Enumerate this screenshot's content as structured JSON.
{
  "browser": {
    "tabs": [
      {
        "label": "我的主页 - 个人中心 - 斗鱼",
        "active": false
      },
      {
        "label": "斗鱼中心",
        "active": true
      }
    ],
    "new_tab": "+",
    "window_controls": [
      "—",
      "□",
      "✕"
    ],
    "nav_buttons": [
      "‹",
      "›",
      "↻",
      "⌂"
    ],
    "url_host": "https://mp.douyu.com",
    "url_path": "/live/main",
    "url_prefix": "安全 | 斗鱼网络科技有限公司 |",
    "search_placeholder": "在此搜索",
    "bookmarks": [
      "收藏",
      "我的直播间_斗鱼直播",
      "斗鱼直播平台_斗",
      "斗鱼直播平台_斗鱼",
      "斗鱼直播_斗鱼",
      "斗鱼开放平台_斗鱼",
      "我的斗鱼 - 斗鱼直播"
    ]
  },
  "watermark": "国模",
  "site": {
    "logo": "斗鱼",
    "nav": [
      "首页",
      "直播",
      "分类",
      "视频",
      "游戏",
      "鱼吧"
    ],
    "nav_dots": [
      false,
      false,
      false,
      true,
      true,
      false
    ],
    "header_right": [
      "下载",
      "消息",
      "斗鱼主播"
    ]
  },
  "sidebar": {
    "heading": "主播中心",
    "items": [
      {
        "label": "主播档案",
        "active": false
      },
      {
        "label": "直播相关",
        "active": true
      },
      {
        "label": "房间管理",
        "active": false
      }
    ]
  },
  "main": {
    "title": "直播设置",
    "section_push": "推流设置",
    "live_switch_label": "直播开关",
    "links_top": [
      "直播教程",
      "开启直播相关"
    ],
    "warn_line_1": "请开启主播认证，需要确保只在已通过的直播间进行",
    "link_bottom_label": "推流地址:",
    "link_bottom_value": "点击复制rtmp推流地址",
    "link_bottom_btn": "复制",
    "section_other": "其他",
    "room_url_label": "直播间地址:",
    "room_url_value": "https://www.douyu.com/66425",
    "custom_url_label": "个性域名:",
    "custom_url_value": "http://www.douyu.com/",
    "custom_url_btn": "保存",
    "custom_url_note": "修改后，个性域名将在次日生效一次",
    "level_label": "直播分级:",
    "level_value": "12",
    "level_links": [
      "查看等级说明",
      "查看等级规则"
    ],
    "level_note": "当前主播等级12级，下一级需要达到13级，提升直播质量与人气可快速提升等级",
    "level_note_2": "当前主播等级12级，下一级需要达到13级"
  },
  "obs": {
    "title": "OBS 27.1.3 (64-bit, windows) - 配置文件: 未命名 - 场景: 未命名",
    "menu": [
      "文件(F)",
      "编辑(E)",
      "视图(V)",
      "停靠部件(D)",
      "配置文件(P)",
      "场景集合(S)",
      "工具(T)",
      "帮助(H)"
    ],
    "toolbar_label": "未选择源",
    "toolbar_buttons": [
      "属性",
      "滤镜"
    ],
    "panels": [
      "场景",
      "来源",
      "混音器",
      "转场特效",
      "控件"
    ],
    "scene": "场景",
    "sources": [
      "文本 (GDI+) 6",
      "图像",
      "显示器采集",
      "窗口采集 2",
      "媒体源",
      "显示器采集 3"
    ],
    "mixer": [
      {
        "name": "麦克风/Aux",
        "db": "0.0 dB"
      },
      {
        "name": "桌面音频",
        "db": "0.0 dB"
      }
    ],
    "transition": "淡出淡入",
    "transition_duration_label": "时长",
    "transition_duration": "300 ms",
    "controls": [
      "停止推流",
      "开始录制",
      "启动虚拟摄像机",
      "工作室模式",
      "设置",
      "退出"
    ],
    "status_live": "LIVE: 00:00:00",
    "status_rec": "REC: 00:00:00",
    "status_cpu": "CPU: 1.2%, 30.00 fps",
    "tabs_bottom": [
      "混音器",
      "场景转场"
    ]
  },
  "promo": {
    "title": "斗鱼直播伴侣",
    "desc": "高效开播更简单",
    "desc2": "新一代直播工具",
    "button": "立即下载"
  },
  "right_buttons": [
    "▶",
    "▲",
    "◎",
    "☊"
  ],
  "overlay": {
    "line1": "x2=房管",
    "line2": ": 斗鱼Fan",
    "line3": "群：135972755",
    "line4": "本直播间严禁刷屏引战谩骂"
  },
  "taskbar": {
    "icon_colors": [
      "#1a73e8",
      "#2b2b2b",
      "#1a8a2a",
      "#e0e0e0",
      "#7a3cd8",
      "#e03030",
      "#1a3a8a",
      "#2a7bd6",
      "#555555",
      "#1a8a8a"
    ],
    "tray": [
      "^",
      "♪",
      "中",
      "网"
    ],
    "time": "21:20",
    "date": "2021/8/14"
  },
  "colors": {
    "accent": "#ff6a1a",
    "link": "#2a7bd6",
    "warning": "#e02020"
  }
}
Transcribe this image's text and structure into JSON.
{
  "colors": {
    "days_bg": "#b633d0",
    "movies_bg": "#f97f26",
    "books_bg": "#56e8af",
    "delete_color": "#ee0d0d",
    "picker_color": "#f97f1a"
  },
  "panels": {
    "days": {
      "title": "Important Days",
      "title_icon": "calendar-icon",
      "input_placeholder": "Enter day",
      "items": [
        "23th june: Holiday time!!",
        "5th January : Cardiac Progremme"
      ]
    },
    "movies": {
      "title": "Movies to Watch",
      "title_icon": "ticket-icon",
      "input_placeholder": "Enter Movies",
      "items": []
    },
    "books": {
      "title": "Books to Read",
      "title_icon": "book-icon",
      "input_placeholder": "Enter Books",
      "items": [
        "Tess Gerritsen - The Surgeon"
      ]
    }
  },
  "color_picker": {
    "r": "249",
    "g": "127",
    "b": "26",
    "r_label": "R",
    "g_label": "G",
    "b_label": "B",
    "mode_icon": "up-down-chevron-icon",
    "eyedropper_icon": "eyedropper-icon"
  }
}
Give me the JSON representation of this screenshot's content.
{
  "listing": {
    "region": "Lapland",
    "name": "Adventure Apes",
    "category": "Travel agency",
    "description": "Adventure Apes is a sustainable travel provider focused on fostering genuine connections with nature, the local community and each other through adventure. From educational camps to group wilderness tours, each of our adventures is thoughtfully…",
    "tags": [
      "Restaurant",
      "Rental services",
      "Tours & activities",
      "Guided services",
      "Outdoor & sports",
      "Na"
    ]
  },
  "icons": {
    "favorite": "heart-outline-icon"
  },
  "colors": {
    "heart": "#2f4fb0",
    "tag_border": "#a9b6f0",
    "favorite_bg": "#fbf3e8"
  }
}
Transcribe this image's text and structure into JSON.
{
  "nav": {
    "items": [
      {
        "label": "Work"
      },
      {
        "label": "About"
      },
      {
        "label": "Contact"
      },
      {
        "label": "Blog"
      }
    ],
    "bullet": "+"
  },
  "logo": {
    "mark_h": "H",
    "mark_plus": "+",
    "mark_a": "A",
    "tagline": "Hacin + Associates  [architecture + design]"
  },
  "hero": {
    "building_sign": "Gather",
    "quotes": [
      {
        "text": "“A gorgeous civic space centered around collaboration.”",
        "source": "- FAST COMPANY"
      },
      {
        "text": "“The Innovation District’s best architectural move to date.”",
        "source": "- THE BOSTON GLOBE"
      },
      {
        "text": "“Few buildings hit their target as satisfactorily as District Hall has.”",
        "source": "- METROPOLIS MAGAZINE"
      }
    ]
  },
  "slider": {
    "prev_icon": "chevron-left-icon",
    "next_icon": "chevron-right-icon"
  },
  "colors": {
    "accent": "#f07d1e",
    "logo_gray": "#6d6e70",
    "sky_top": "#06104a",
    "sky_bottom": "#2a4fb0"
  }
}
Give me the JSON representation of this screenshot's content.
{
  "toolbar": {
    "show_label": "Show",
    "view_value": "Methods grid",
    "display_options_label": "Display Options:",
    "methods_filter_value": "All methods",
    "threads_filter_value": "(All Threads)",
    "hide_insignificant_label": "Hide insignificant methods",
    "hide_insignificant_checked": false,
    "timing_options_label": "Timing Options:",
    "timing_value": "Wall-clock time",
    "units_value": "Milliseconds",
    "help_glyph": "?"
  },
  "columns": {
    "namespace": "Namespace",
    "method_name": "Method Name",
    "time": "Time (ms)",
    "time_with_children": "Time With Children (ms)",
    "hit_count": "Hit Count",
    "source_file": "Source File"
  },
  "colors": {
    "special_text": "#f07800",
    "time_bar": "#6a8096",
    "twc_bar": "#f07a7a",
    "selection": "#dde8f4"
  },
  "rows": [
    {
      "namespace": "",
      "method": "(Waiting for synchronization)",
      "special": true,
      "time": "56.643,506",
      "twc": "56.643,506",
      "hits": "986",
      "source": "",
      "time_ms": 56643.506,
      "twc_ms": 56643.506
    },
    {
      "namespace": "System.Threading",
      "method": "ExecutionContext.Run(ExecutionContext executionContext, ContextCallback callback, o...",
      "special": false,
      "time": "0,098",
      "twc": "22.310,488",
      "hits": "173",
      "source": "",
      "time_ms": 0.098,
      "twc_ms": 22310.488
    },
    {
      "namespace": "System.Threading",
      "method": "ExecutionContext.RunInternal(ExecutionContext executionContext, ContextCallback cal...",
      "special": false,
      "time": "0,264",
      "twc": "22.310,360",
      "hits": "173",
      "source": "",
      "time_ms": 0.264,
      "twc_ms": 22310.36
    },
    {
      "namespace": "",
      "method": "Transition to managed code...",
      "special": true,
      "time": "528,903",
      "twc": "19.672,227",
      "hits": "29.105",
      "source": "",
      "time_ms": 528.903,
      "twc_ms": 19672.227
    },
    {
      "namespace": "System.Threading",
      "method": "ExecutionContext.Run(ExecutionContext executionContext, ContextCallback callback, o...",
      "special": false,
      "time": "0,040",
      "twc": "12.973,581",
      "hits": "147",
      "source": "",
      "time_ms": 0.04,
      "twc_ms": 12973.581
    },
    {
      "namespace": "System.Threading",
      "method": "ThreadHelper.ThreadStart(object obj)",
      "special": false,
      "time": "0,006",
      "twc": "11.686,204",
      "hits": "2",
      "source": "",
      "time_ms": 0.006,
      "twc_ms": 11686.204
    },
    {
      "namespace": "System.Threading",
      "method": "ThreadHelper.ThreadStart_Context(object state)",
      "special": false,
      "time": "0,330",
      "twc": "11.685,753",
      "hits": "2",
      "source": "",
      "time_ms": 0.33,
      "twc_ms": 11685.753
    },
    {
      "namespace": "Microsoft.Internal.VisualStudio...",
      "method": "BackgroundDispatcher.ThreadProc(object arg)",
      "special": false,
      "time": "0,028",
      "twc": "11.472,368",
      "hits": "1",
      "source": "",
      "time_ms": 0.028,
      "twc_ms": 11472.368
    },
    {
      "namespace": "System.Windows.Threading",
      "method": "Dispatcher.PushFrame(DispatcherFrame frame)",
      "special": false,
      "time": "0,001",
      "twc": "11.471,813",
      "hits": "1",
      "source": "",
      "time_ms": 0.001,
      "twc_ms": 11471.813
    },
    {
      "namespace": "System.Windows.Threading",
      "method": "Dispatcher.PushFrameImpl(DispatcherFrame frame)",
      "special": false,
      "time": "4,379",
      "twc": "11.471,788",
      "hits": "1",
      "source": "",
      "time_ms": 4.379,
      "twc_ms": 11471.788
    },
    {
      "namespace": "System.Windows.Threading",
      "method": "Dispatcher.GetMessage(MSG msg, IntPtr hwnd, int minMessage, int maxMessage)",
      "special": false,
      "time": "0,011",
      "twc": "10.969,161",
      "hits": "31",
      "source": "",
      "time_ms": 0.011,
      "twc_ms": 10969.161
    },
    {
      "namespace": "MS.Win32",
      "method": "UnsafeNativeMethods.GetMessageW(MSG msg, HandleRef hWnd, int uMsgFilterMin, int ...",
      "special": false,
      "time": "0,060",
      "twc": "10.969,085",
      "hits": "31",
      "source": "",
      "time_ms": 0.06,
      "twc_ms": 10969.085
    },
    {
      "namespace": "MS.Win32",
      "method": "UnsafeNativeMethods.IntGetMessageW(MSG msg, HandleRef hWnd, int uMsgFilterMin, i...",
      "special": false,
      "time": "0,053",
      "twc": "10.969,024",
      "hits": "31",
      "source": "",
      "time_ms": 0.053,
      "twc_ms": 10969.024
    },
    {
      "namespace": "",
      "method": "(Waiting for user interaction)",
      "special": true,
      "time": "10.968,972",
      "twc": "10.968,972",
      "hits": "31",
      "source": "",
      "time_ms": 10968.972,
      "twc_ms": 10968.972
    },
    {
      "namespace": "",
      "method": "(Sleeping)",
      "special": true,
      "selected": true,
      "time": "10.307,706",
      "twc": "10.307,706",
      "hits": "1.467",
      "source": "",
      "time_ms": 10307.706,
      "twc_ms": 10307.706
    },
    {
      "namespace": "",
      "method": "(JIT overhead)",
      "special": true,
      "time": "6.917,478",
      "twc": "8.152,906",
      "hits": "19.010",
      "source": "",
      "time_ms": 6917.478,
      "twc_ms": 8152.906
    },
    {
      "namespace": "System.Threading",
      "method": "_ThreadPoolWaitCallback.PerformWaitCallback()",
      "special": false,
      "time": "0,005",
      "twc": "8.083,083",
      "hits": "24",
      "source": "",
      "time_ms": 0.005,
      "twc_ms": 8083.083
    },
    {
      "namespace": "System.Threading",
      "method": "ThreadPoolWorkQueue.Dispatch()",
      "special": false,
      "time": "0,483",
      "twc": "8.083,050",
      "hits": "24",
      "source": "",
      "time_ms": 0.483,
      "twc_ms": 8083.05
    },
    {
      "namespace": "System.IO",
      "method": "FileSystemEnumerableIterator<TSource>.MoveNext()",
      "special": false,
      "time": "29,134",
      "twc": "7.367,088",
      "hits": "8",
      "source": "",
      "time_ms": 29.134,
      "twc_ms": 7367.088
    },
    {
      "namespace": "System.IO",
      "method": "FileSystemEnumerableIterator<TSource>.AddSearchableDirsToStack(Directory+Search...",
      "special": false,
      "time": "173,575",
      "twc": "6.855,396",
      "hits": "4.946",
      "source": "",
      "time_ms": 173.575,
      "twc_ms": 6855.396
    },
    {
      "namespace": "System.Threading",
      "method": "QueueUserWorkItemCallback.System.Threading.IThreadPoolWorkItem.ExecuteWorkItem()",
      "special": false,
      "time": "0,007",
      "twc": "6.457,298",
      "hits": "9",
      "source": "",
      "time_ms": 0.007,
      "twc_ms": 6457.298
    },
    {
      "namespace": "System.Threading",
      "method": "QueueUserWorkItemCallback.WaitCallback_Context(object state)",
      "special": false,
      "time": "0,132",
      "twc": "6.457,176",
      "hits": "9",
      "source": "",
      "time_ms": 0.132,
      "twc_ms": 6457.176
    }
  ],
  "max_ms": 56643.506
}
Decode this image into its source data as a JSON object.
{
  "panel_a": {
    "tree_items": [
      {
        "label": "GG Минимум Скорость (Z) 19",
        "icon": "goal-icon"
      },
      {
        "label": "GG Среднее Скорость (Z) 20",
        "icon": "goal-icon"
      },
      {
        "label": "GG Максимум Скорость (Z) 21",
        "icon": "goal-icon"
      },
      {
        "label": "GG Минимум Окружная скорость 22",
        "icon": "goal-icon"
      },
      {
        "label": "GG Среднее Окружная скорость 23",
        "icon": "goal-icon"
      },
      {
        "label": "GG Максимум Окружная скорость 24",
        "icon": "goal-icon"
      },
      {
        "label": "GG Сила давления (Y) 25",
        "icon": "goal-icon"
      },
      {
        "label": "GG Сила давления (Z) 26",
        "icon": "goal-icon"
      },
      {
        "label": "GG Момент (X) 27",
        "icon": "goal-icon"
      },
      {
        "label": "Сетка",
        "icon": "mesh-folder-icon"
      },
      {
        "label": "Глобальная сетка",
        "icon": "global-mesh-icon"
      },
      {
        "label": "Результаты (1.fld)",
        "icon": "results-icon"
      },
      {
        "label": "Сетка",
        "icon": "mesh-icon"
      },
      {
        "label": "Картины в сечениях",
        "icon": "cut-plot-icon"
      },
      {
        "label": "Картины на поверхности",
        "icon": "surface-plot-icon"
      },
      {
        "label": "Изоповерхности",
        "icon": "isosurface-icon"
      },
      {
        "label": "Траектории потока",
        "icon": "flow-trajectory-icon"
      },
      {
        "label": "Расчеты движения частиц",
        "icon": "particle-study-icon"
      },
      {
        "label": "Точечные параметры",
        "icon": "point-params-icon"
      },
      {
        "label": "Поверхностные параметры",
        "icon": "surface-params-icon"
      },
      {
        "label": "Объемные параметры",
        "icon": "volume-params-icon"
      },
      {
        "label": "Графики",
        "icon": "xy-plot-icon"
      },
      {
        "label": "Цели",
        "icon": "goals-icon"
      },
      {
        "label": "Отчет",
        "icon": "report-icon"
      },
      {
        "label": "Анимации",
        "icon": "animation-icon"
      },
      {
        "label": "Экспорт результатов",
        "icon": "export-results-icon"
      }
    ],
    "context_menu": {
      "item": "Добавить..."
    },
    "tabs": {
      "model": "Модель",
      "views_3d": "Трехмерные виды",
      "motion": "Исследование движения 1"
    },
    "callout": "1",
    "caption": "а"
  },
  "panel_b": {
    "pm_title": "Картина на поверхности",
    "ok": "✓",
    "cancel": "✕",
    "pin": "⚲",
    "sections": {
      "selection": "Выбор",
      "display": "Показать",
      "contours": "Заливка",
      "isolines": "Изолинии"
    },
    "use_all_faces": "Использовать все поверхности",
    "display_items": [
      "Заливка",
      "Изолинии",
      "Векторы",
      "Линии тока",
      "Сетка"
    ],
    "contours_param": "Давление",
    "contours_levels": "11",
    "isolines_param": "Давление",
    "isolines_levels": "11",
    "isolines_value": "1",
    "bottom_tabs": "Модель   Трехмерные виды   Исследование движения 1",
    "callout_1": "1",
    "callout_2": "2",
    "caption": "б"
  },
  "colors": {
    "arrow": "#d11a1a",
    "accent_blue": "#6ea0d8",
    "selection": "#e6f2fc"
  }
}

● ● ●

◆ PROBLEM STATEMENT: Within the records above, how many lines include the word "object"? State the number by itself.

◆ EXPECTED ANSWER: 5